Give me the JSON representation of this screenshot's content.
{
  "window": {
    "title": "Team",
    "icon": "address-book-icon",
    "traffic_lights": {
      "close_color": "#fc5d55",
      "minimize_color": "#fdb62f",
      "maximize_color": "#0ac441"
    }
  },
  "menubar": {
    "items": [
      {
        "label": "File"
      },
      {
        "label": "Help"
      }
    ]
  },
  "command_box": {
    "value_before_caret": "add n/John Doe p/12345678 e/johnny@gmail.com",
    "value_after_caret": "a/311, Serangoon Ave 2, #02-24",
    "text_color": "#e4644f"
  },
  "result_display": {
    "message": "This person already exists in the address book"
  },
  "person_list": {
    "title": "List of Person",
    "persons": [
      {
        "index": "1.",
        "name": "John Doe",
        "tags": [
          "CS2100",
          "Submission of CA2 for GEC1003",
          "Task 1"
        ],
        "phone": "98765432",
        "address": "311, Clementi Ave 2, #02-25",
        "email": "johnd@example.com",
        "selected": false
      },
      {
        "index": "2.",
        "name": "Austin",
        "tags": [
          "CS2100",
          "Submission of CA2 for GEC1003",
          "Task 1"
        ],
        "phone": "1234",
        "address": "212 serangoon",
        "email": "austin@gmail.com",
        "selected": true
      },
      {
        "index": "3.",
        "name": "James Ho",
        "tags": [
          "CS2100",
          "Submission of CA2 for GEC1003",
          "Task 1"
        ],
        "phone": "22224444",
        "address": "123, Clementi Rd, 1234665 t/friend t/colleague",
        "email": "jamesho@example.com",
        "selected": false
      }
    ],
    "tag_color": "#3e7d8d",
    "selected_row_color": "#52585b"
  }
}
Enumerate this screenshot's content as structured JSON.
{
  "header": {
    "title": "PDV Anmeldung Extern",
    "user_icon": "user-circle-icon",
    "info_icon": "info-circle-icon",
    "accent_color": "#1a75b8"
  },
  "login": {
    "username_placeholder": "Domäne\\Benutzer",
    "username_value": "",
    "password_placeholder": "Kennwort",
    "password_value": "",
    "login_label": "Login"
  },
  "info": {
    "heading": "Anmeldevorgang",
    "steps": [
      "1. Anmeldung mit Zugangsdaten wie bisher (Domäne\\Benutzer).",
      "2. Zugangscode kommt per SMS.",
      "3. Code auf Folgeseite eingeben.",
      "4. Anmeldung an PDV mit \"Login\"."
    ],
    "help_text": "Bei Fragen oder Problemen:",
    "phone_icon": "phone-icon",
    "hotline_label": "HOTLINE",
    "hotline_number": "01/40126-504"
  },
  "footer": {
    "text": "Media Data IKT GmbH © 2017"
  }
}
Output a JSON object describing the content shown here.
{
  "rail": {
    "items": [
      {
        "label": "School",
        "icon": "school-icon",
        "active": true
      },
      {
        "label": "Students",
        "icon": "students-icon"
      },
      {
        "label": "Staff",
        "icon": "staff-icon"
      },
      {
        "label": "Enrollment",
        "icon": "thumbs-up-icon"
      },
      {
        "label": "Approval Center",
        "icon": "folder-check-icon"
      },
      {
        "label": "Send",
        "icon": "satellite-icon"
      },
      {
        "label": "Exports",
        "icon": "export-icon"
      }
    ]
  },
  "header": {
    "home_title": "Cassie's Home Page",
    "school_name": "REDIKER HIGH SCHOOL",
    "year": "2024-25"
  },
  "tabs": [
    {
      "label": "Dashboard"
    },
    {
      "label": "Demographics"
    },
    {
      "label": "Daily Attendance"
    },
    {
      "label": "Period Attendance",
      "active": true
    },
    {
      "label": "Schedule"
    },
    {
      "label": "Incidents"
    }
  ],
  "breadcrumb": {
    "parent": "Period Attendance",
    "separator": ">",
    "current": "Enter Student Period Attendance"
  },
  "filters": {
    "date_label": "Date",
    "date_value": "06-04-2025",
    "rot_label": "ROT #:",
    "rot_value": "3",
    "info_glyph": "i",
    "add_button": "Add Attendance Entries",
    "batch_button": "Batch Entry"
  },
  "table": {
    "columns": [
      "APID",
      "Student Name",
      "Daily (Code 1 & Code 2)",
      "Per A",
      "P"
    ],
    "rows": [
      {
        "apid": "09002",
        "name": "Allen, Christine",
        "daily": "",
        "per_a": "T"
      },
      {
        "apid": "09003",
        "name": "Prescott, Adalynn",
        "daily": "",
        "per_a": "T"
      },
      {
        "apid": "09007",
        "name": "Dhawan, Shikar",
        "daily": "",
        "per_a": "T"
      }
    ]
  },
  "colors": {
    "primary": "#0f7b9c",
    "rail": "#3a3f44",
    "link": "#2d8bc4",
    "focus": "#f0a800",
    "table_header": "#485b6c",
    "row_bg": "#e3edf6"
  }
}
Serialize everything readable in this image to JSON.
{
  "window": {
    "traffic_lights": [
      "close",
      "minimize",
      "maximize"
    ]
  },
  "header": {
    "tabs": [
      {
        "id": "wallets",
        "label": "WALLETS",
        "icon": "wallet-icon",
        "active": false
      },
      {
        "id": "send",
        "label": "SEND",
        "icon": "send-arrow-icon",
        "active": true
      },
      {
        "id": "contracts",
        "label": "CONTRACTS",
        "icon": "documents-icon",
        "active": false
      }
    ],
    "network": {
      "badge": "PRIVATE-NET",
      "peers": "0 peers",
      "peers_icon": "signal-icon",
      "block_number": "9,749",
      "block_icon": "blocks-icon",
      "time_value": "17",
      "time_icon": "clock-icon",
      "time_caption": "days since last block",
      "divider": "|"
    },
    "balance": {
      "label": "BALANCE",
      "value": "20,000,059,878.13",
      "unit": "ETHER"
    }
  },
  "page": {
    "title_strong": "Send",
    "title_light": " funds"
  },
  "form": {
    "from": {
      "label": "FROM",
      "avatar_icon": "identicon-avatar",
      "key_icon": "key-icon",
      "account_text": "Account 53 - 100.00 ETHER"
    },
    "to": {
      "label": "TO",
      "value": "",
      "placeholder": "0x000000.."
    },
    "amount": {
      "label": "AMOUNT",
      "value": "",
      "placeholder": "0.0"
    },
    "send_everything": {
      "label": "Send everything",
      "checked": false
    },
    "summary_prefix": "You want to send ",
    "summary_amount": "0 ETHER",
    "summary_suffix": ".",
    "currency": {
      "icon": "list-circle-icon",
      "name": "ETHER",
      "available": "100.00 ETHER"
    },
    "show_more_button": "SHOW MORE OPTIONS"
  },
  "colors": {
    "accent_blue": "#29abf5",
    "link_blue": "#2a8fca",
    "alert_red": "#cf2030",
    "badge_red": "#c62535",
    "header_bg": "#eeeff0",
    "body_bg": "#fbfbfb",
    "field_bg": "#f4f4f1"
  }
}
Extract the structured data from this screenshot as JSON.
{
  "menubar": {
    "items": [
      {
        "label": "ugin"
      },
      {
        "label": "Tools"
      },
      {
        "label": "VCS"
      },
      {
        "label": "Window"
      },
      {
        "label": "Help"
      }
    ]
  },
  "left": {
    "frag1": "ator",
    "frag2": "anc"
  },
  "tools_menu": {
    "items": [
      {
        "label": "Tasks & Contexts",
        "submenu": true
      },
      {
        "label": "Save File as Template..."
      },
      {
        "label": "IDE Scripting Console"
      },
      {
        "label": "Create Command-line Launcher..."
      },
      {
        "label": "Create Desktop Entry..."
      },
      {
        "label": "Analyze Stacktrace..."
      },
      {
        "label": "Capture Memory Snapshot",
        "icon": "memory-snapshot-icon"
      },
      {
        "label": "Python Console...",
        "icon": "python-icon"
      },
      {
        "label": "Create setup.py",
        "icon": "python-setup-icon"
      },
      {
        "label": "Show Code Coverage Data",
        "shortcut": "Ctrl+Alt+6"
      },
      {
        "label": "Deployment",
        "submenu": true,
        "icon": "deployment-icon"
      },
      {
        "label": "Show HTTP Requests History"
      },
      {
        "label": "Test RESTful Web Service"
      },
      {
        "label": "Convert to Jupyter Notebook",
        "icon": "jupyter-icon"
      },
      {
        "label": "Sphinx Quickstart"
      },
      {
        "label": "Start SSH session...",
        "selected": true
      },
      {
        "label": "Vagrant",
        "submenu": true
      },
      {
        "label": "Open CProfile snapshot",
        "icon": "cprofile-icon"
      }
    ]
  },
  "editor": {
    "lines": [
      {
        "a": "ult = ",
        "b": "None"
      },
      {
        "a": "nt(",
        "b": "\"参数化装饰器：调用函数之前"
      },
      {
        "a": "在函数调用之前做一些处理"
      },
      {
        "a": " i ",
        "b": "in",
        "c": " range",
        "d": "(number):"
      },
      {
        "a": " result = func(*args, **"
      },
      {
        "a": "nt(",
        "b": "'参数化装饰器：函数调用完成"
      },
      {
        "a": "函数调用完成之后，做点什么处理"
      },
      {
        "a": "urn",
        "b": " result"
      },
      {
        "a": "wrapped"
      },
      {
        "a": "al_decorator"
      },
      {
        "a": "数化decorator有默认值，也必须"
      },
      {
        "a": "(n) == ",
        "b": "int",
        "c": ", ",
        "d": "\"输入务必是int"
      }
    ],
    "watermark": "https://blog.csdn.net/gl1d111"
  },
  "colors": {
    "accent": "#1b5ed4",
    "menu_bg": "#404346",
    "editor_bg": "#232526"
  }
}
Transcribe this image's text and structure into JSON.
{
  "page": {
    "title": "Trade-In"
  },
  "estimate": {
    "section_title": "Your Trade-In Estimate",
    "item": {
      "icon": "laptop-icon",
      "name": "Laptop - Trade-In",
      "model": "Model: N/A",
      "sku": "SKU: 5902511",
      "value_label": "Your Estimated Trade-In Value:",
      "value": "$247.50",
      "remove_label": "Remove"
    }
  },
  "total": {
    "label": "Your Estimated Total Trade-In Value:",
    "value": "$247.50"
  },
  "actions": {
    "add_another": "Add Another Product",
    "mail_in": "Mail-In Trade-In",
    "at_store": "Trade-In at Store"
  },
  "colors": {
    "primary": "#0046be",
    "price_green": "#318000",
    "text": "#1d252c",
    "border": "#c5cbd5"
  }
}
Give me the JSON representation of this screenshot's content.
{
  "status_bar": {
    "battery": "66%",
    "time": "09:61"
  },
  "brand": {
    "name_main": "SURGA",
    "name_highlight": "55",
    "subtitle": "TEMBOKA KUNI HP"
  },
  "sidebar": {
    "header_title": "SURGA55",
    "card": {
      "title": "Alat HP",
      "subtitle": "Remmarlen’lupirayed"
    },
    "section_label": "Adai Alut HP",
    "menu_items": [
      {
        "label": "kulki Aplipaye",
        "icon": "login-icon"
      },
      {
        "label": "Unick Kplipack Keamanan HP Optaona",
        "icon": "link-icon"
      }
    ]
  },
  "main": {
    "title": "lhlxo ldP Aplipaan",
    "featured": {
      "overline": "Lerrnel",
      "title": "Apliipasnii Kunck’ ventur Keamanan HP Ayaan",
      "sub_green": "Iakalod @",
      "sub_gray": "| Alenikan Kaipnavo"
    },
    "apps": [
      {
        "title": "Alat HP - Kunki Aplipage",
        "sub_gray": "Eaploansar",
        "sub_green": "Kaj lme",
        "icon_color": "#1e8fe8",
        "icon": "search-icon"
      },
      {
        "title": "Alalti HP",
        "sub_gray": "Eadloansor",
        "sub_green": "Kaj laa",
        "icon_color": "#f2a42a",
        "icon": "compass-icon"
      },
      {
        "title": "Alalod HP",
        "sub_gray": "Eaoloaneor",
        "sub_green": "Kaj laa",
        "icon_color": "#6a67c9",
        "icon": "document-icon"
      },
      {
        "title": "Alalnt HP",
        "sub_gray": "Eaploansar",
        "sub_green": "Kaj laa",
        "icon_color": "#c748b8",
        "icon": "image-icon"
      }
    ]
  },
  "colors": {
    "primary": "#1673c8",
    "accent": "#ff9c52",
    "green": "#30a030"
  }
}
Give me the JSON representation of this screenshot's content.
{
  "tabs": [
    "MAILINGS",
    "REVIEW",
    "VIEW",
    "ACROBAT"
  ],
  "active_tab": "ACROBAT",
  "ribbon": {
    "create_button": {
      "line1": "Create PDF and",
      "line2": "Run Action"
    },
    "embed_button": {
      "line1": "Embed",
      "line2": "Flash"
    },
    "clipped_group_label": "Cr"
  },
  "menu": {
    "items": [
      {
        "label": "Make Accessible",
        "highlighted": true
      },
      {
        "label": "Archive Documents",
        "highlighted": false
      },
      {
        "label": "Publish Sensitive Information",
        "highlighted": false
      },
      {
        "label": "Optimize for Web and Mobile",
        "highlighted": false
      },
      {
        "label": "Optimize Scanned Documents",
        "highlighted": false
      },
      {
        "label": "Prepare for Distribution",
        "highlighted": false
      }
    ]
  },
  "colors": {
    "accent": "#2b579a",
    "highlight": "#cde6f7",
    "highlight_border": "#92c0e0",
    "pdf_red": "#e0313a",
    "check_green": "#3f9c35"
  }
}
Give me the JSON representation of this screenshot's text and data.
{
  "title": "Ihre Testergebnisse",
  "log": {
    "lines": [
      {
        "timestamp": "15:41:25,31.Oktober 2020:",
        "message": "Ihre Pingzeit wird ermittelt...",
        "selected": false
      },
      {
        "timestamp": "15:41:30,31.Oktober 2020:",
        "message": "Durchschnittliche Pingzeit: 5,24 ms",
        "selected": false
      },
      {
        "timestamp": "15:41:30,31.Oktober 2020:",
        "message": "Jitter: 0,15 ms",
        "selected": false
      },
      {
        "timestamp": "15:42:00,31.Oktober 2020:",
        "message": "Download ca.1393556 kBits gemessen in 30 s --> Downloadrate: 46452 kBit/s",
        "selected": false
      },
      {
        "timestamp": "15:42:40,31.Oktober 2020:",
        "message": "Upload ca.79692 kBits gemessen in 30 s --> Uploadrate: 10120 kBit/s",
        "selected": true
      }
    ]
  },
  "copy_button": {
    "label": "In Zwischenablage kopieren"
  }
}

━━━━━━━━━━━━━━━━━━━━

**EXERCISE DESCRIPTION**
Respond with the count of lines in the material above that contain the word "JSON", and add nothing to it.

**EXERCISE OUTPUT**
9